Post Chapter 11, RDA Looks for Turnaround
“When the dust settles, we’re going to be a quarter of the size we were."
Upheaval has been a defining characteristic of RDA Holding Co. for the last three years.
RDA is now set to emerge from Chapter 11 in late July with about $100 million in debt. That's down from around $500 million at the time of the latest bankruptcy filing and $2.1 billion less than the first time around.
Robert Guth, president and CEO of the company since late 2011, has been orchestrating a strategic turnaround against that backdrop, betting on discipline and exclusivity to stabilize the 91-year-old name brand.
He says the company will return to profitability next year.
"If anything had taken away from [our core business] over time, it was just a lack of focus," Guth says. "I think there was an anecdotal view that the publishing sector in general was going to continue to decline and therefore we needed to do other things to offset that. There's nothing wrong with that philosophy—a lot of successful businesses have done that—but in our case, all those other pursuits accelerated the decline."
Part of Guth's strategy has been to divest those ancillary lines of business. Among other changes since he arrived, Everyday with Rachel Ray and Allrecipies.com were sold to Meredith in separate deals, 150 staffers were laid off and it was announced that the company would license its international operations.
The other part of the strategy has been in recalibrating its core.
Reducing Rate Base and Going Customer-Centric
The majority of the changes announced as part of RDA's emergence from bankruptcy are aimed at the company's flagship title and largest single piece, Reader's Digest.
Most notably, the magazine is slashing its rate base by 45 percent, dropping from 5.5 million to 3 million in a move that's intended to reduce dependency on underpriced agent-sold subscriptions. The cut will be phased in through the rest of 2013 and take full effect January 1, 2014.
The new model will concentrate on driving more direct-to-publisher sold subscriptions at higher, more consistent rates, Guth says.
"There are two kinds of business strategies: There's a strategy that's advertising-centric, which requires a rate-base mindset, and there's a strategy that's more consumer-centric," Guth says. "Either business strategy is great, but you can't be both. I think over time, we've evolved into a place where we were trying to be both."
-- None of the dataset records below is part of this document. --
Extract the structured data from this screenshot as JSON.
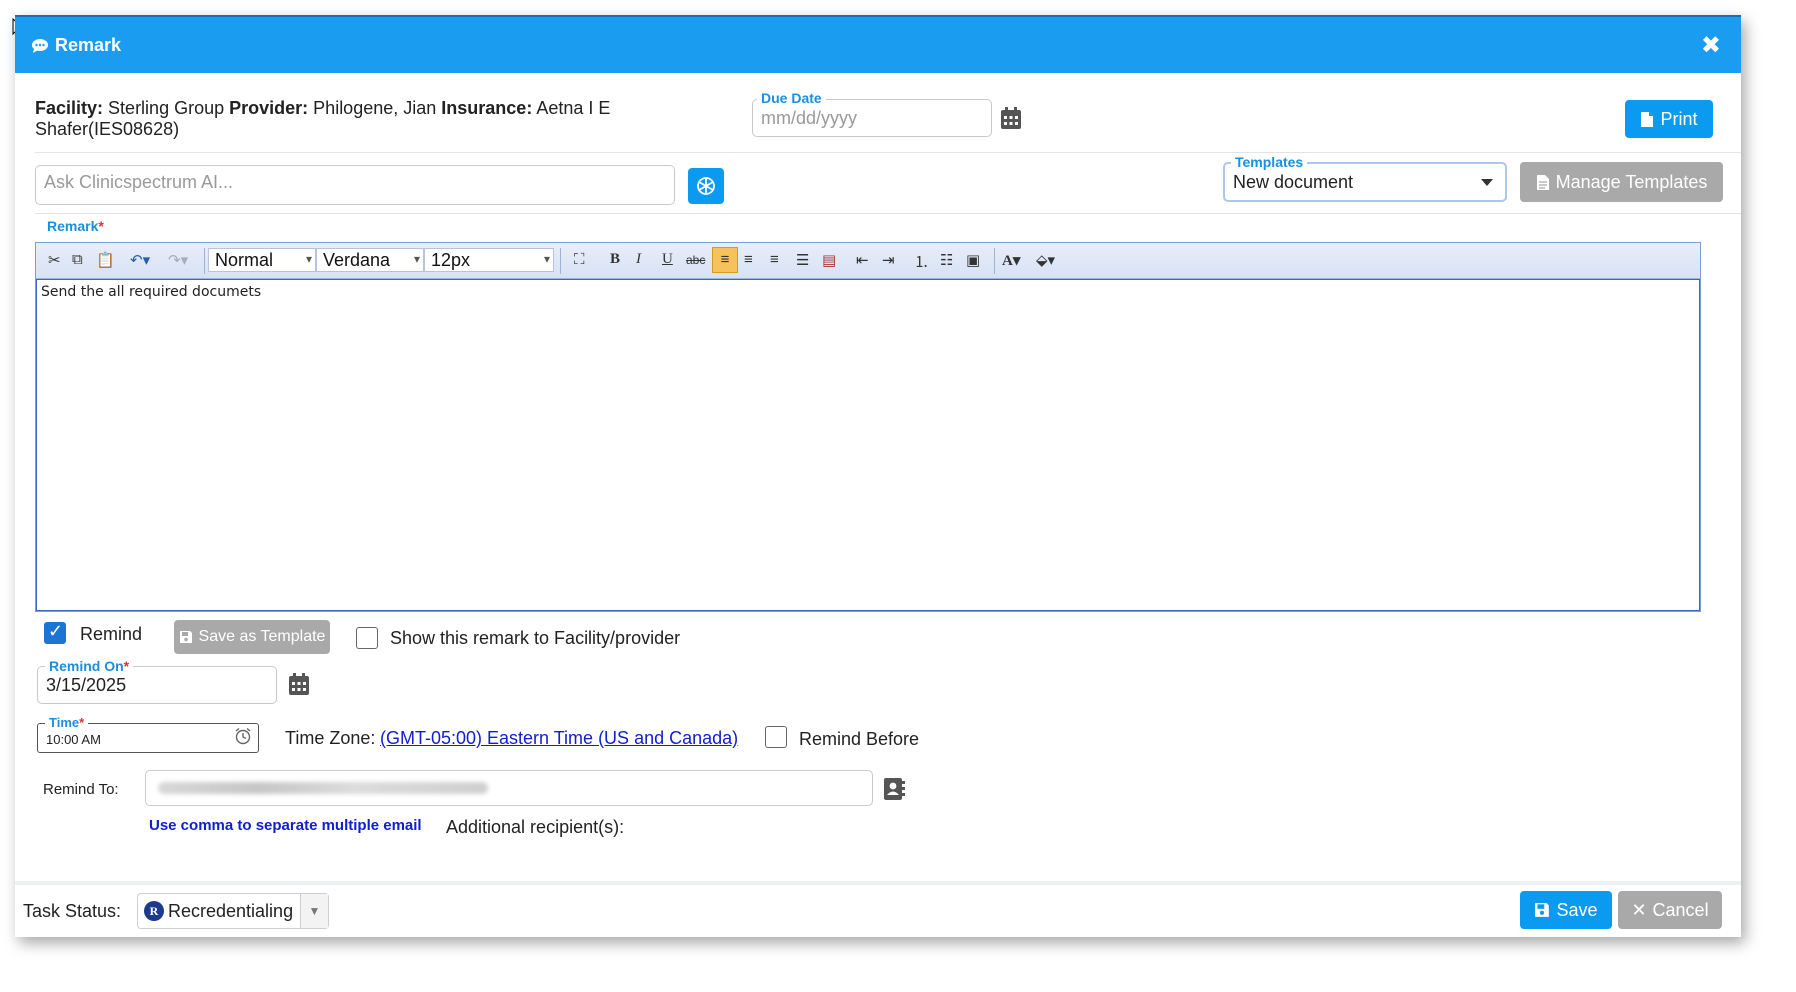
{
  "dialog": {
    "title": "Remark",
    "close_symbol": "✖"
  },
  "info": {
    "facility_label": "Facility:",
    "facility_value": "Sterling Group",
    "provider_label": "Provider:",
    "provider_value": "Philogene, Jian",
    "insurance_label": "Insurance:",
    "insurance_value": "Aetna I E Shafer(IES08628)"
  },
  "due_date": {
    "label": "Due Date",
    "placeholder": "mm/dd/yyyy"
  },
  "print_label": "Print",
  "ai": {
    "placeholder": "Ask Clinicspectrum AI..."
  },
  "templates": {
    "label": "Templates",
    "selected": "New document",
    "manage_label": "Manage Templates"
  },
  "remark": {
    "label": "Remark",
    "required_mark": "*",
    "body": "Send the all required documets"
  },
  "toolbar": {
    "format": "Normal",
    "font": "Verdana",
    "size": "12px",
    "bold": "B",
    "italic": "I",
    "underline": "U",
    "strike": "abc",
    "font_color": "A"
  },
  "options": {
    "remind_label": "Remind",
    "remind_checked": true,
    "save_template_label": "Save as Template",
    "show_remark_label": "Show this remark to Facility/provider",
    "show_remark_checked": false
  },
  "remind_on": {
    "label": "Remind On",
    "required_mark": "*",
    "value": "3/15/2025"
  },
  "time": {
    "label": "Time",
    "required_mark": "*",
    "value": "10:00 AM"
  },
  "timezone": {
    "label": "Time Zone:",
    "value": "(GMT-05:00) Eastern Time (US and Canada)"
  },
  "remind_before": {
    "label": "Remind Before",
    "checked": false
  },
  "remind_to": {
    "label": "Remind To:",
    "hint": "Use comma to separate multiple email",
    "additional_label": "Additional recipient(s):"
  },
  "task_status": {
    "label": "Task Status:",
    "badge": "R",
    "value": "Recredentialing"
  },
  "footer": {
    "save_label": "Save",
    "cancel_label": "Cancel"
  },
  "colors": {
    "header": "#1a9cf0",
    "primary_button": "#0a9bf0",
    "secondary_button": "#a9a9a9",
    "label_accent": "#1a8fe0",
    "link": "#1020d0"
  }
}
"Historically, [the profitability of] virtually all our titles came from the subscription base, not from the advertising base," he continues. "By pursing a rate base almost blindly, you lose the ability to have a profitable subscriber base because you rely on agents and you end up at the least common denominator of those agents' pricings."
Though Reader's Digest had kept circulation steady at around 5.5 million over the last three years, the numbers show it increasingly turned to agents and discounting to do so. Average annualized subscription prices fell by more than $4.30 or almost 25 percent since 2010, by far the largest drop in its competitive set, according to the Alliance for Audited Media.
There's no new price point yet, but enforcing pricing discipline will be a big part of the plan moving forward, Guth says. Too many buyers were waiting for the discounted offers.
With a more profitable customer model in place, Reader's Digest is going to focus more on audience development through product enhancements.
The magazine will undergo a redesign in late 2014 that will include a cover change, a cleaner navigation experience, increased ad spacing throughout the book and a content shift toward more national interest stories. A new mobile design is also slated to be announced later this year.
Those changes come after Reader's Digest moved from 10 to 12 issues annually for 2013 and follow investments in the Taste of Home product, RDA's second-largest title.
RDA is also changing the ad sales model for its flagship title.
Reader's Digest will cut the number of ad pages in each book, moving to an 80-20 edit-to-ad ratio, while offering category exclusivity for partners. No more than four advertisers of any given product category will be in each book.
While limiting ad space is a hallmark of the new strategy, moving from 10 to 12 issues per year seems to run counter to that goal. They're cutting inventory in one place and adding it in another.
Guth disagrees though. It goes back to the consumer-centric model.
"If you look at it through the lens of the consumer, it's not contradictory," he says. "The fundamentals of the approach are about improving the quality first. Going from 10 to 12 is obviously a huge step in improving the quality of the product as it's perceived by customers."
This year's product improvements to Taste of Home—which included a content expansion, perfect binding and heavier stock sections—resulted in a 14.2-percent ad page bump in the first half, per PIB.
While Reader's Digest's decrease in inventory makes increasing ad page counts impossible, the company is hoping for a similarly positive reaction from advertisers.
The changes aren't over—advertisers haven't weighed in yet; more than half of RDA's international license deals are still pending—but Guth says the company's core is going to remain stable for the foreseeable future.
"This is a company going through a massive transformation," Guth says. "When the dust settles, we're going to be a quarter of the size we were two years ago. And you don't go through all that without some amount of change."